We unpack answers to these questions and more in the FAQ.
In mid-April, President Obama signed into law the much anticipated Medicare Access and CHIP Reauthorization Act (MACRA) of 2015. MACRA – nicknamed “the doc fix” – repeals Medicare’s current physician payment formula and replaces it with a new one that focuses on quality and value. But while the doc fix grabbed all the headlines, MACRA is worthy of a closer look.
Since Medicare was signed into law in 1965, there have been 116 bills passed that have added to or amended Medicare. Some of the bills have been narrow in scope; some have been sweeping.
The broadest law changing Medicare was the Medicare Modernization Act of 2003, which added 27 new sections and amended 55 others. Second broadest was the Patient Protection and Affordable Care Act of 2010, which created 12 new sections and amended 48.
Ironically, the third broadest was the Balanced Budget Act of 1997, which created the flawed payment system that MACRA kills.
Increased provider exposure to False Claims liability
Health economists have pegged the amount of healthcare spending at risk in this decision at between $15 billion and $22 billion—a huge amount of federal dollars that Epstein, Becker & Green attorney George Breen says should serve as a reminder to providers of the enforcement mechanisms available to government through the exchanges.
"The ACA provides that the False Claims Act applies to payments by, through or in connection to an exchange if the payments involve federal funds," Breen told Healthcare Dive. Because federal dollars are now indelibly connected to the exchanges through tax credits, there is an "increased risk of enforcement to the provider community," he says. And under the ACA, the damages that providers could be subjected to in a False Claims case connected to an exchange increases to not less than three times—and up to as many as six.
"Today's ruling, given that it has validated both federal and state exchanges, can be used as a reminder to providers of the increased exposure to False Claims Act liability," Breen said.
News Item - 06/26/2015
CMS responds to AHA concern that Hospital Compare update omitted CAH data
The Centers for Medicare & Medicaid Services anticipates that the July update to the Hospital Compare website will include performance data reported voluntarily by critical access hospitals, the agency told AHA, quickly responding to an AHA letter expressing “deep disappointment” that the website’s April update failed to include most of the CAH data. “The fact that so many CAHs are engaged in voluntary quality reporting demonstrates their commitment to sharing information with the communities they serve, and to identifying opportunities to improve care,” wrote Nancy Foster, AHA vice president of quality and patient safety policy. “Moreover, many payers – including some Medicaid programs and private insurers – use Hospital Compare data reported by CAHs in their pay-for-performance programs. For these reasons, it is critical that CMS post voluntarily reported data in a timely fashion.” CMS said it regrets that the data were not posted in April and is taking steps to help ensure future updates of the data are timely.
ACO Chart via PulsePilot

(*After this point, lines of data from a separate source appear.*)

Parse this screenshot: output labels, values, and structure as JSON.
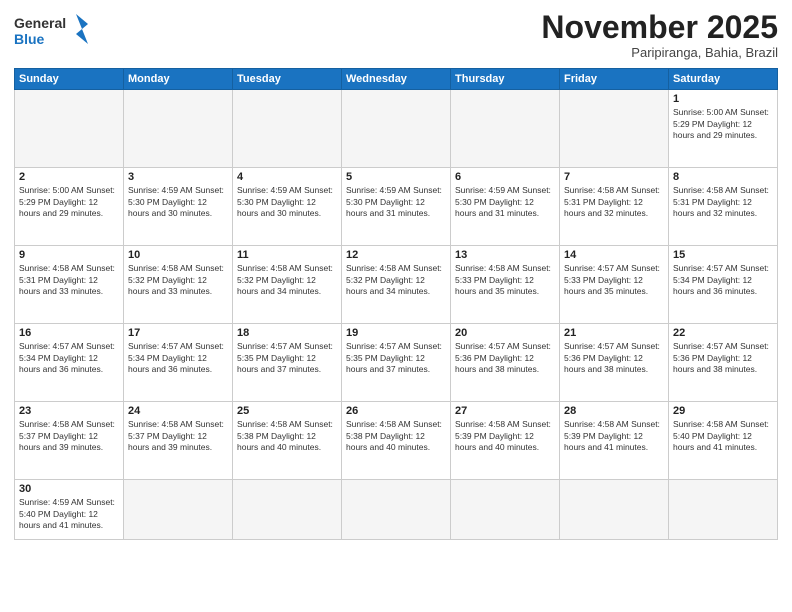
{
  "logo": {
    "text_general": "General",
    "text_blue": "Blue"
  },
  "header": {
    "month_title": "November 2025",
    "subtitle": "Paripiranga, Bahia, Brazil"
  },
  "weekdays": [
    "Sunday",
    "Monday",
    "Tuesday",
    "Wednesday",
    "Thursday",
    "Friday",
    "Saturday"
  ],
  "weeks": [
    [
      {
        "day": "",
        "empty": true
      },
      {
        "day": "",
        "empty": true
      },
      {
        "day": "",
        "empty": true
      },
      {
        "day": "",
        "empty": true
      },
      {
        "day": "",
        "empty": true
      },
      {
        "day": "",
        "empty": true
      },
      {
        "day": "1",
        "info": "Sunrise: 5:00 AM\nSunset: 5:29 PM\nDaylight: 12 hours and 29 minutes."
      }
    ],
    [
      {
        "day": "2",
        "info": "Sunrise: 5:00 AM\nSunset: 5:29 PM\nDaylight: 12 hours and 29 minutes."
      },
      {
        "day": "3",
        "info": "Sunrise: 4:59 AM\nSunset: 5:30 PM\nDaylight: 12 hours and 30 minutes."
      },
      {
        "day": "4",
        "info": "Sunrise: 4:59 AM\nSunset: 5:30 PM\nDaylight: 12 hours and 30 minutes."
      },
      {
        "day": "5",
        "info": "Sunrise: 4:59 AM\nSunset: 5:30 PM\nDaylight: 12 hours and 31 minutes."
      },
      {
        "day": "6",
        "info": "Sunrise: 4:59 AM\nSunset: 5:30 PM\nDaylight: 12 hours and 31 minutes."
      },
      {
        "day": "7",
        "info": "Sunrise: 4:58 AM\nSunset: 5:31 PM\nDaylight: 12 hours and 32 minutes."
      },
      {
        "day": "8",
        "info": "Sunrise: 4:58 AM\nSunset: 5:31 PM\nDaylight: 12 hours and 32 minutes."
      }
    ],
    [
      {
        "day": "9",
        "info": "Sunrise: 4:58 AM\nSunset: 5:31 PM\nDaylight: 12 hours and 33 minutes."
      },
      {
        "day": "10",
        "info": "Sunrise: 4:58 AM\nSunset: 5:32 PM\nDaylight: 12 hours and 33 minutes."
      },
      {
        "day": "11",
        "info": "Sunrise: 4:58 AM\nSunset: 5:32 PM\nDaylight: 12 hours and 34 minutes."
      },
      {
        "day": "12",
        "info": "Sunrise: 4:58 AM\nSunset: 5:32 PM\nDaylight: 12 hours and 34 minutes."
      },
      {
        "day": "13",
        "info": "Sunrise: 4:58 AM\nSunset: 5:33 PM\nDaylight: 12 hours and 35 minutes."
      },
      {
        "day": "14",
        "info": "Sunrise: 4:57 AM\nSunset: 5:33 PM\nDaylight: 12 hours and 35 minutes."
      },
      {
        "day": "15",
        "info": "Sunrise: 4:57 AM\nSunset: 5:34 PM\nDaylight: 12 hours and 36 minutes."
      }
    ],
    [
      {
        "day": "16",
        "info": "Sunrise: 4:57 AM\nSunset: 5:34 PM\nDaylight: 12 hours and 36 minutes."
      },
      {
        "day": "17",
        "info": "Sunrise: 4:57 AM\nSunset: 5:34 PM\nDaylight: 12 hours and 36 minutes."
      },
      {
        "day": "18",
        "info": "Sunrise: 4:57 AM\nSunset: 5:35 PM\nDaylight: 12 hours and 37 minutes."
      },
      {
        "day": "19",
        "info": "Sunrise: 4:57 AM\nSunset: 5:35 PM\nDaylight: 12 hours and 37 minutes."
      },
      {
        "day": "20",
        "info": "Sunrise: 4:57 AM\nSunset: 5:36 PM\nDaylight: 12 hours and 38 minutes."
      },
      {
        "day": "21",
        "info": "Sunrise: 4:57 AM\nSunset: 5:36 PM\nDaylight: 12 hours and 38 minutes."
      },
      {
        "day": "22",
        "info": "Sunrise: 4:57 AM\nSunset: 5:36 PM\nDaylight: 12 hours and 38 minutes."
      }
    ],
    [
      {
        "day": "23",
        "info": "Sunrise: 4:58 AM\nSunset: 5:37 PM\nDaylight: 12 hours and 39 minutes."
      },
      {
        "day": "24",
        "info": "Sunrise: 4:58 AM\nSunset: 5:37 PM\nDaylight: 12 hours and 39 minutes."
      },
      {
        "day": "25",
        "info": "Sunrise: 4:58 AM\nSunset: 5:38 PM\nDaylight: 12 hours and 40 minutes."
      },
      {
        "day": "26",
        "info": "Sunrise: 4:58 AM\nSunset: 5:38 PM\nDaylight: 12 hours and 40 minutes."
      },
      {
        "day": "27",
        "info": "Sunrise: 4:58 AM\nSunset: 5:39 PM\nDaylight: 12 hours and 40 minutes."
      },
      {
        "day": "28",
        "info": "Sunrise: 4:58 AM\nSunset: 5:39 PM\nDaylight: 12 hours and 41 minutes."
      },
      {
        "day": "29",
        "info": "Sunrise: 4:58 AM\nSunset: 5:40 PM\nDaylight: 12 hours and 41 minutes."
      }
    ],
    [
      {
        "day": "30",
        "info": "Sunrise: 4:59 AM\nSunset: 5:40 PM\nDaylight: 12 hours and 41 minutes."
      },
      {
        "day": "",
        "empty": true
      },
      {
        "day": "",
        "empty": true
      },
      {
        "day": "",
        "empty": true
      },
      {
        "day": "",
        "empty": true
      },
      {
        "day": "",
        "empty": true
      },
      {
        "day": "",
        "empty": true
      }
    ]
  ]
}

Interactive ACO Chart via PulsePilot
News Item - 01/26/2015
HHS seeks to have 85 percent of Medicare fee-for-service payments in value-based purchasing categories 2 through 4 by 2016 and 90 percent by 2018

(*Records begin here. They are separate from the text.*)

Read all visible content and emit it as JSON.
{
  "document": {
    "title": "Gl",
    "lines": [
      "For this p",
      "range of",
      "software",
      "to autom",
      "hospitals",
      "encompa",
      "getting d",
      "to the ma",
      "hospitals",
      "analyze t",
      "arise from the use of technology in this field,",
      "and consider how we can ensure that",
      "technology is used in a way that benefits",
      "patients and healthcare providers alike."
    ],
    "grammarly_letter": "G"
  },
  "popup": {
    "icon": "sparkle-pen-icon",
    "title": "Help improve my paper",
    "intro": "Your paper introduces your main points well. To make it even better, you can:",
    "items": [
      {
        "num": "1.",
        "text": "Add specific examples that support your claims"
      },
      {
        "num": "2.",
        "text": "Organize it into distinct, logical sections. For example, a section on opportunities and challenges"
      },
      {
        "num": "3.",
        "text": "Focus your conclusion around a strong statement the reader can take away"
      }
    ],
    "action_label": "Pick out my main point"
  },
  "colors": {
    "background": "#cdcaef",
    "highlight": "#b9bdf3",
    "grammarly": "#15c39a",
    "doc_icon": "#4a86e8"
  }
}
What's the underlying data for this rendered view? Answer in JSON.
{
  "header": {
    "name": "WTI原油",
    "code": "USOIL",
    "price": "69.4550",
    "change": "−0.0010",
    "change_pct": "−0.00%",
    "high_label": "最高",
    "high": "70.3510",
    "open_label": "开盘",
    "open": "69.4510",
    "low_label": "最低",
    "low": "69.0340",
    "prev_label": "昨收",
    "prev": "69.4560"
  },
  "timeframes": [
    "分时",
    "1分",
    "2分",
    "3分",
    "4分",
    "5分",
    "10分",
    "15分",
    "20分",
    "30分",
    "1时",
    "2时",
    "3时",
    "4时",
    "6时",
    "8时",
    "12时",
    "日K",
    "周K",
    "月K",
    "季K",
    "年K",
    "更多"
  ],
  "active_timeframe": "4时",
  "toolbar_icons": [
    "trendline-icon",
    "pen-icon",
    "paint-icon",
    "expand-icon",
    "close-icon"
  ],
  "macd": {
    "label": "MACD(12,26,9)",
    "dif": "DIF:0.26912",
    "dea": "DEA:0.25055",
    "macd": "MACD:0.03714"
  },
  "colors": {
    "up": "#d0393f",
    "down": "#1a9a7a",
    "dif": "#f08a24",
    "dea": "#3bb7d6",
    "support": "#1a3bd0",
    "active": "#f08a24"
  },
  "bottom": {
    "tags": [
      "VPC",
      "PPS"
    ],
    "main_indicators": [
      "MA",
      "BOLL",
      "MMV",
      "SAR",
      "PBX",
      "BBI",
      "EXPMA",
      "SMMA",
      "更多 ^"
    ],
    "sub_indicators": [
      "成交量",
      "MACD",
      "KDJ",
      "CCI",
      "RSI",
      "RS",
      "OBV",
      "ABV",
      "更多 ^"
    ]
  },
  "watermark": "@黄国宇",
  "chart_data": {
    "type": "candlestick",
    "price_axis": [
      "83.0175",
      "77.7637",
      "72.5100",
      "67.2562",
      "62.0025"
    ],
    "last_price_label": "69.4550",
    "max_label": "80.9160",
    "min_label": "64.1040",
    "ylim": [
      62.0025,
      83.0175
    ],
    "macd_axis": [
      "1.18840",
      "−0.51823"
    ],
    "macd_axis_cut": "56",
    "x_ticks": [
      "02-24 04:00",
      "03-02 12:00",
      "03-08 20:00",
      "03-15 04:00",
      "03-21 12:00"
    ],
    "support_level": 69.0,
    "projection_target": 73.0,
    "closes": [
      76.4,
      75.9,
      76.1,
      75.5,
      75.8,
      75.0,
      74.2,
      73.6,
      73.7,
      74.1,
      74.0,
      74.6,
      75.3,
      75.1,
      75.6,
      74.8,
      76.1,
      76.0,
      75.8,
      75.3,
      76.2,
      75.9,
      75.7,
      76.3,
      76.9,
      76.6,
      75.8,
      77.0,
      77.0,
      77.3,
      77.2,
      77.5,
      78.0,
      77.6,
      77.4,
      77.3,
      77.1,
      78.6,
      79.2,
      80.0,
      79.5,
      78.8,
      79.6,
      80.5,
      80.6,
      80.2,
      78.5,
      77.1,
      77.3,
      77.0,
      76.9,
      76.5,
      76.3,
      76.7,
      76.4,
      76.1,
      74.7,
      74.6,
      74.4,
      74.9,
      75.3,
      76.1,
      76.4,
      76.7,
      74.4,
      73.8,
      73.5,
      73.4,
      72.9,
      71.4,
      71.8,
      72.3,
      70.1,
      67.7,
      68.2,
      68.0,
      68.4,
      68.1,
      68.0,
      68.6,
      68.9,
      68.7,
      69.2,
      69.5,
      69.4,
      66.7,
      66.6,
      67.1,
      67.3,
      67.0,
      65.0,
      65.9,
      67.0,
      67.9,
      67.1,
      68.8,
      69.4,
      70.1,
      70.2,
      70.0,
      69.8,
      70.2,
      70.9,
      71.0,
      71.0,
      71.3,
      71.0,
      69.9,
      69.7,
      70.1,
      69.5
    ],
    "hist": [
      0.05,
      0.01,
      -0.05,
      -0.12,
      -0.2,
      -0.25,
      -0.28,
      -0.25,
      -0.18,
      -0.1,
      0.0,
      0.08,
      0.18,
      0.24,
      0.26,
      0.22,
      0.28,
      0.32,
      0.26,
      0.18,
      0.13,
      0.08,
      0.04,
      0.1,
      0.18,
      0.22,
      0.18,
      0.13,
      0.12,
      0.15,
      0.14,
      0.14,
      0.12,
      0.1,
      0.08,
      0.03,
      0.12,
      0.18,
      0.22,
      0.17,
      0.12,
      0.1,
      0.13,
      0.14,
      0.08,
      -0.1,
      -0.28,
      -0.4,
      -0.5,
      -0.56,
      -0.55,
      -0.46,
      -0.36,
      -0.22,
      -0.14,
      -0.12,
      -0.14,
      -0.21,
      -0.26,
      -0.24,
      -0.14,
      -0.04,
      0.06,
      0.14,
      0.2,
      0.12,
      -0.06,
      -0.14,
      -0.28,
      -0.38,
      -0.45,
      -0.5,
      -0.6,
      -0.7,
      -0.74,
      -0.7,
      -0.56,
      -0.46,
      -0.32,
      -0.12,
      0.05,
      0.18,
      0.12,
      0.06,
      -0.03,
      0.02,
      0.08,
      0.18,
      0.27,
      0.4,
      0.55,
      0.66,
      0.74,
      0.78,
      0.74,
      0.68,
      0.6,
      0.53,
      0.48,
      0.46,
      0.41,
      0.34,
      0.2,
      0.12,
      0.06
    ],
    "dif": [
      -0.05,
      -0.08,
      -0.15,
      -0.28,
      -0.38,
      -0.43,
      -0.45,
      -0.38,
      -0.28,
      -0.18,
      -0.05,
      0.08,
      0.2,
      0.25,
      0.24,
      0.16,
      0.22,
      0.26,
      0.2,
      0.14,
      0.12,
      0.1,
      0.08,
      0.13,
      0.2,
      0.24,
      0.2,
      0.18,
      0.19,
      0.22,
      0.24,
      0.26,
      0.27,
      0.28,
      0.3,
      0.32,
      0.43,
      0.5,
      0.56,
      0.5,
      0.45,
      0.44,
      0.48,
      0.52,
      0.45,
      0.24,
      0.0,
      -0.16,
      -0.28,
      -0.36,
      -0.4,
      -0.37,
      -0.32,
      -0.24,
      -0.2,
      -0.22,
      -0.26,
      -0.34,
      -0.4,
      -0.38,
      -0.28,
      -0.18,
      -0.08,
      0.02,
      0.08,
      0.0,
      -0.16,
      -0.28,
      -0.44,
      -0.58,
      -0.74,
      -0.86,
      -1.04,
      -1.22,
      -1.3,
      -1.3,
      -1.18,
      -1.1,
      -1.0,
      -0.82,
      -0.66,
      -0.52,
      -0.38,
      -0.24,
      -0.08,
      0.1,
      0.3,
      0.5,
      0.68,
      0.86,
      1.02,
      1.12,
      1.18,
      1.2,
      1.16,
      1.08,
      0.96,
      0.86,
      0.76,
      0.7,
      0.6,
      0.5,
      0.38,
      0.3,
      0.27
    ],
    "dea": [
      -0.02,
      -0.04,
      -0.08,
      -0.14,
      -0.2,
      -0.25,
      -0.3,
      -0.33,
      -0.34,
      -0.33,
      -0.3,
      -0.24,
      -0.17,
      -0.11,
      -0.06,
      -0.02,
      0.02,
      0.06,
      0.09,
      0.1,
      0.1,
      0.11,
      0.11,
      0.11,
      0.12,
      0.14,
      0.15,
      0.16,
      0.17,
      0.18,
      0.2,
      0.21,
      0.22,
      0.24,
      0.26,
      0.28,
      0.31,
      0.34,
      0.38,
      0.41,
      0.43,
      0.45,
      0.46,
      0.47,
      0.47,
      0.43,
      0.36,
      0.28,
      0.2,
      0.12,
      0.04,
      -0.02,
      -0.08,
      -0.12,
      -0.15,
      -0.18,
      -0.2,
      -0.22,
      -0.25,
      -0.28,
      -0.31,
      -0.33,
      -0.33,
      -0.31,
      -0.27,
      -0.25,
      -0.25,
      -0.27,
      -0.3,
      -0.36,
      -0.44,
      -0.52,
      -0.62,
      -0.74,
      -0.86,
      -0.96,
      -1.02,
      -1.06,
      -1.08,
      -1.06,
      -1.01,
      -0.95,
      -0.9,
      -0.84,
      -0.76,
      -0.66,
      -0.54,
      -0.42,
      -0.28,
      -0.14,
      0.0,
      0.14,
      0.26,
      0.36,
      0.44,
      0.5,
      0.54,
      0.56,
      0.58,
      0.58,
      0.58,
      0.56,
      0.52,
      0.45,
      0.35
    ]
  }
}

Improving the quality and affordability of care for all Americans has always been a pillar of the Affordable Care Act, alongside expanding access to such care. The law gives us the opportunity to shape the way health care is delivered to patients and to improve the quality of care system-wide while helping to reduce the growth of health care costs.
When it comes to improving the way providers are paid, we want to reward value and care coordination – rather than volume and care duplication. In partnership with the private sector, the Department of Health and Human Services (HHS) is testing and expanding new health care payment models that can improve health care quality and reduce its cost.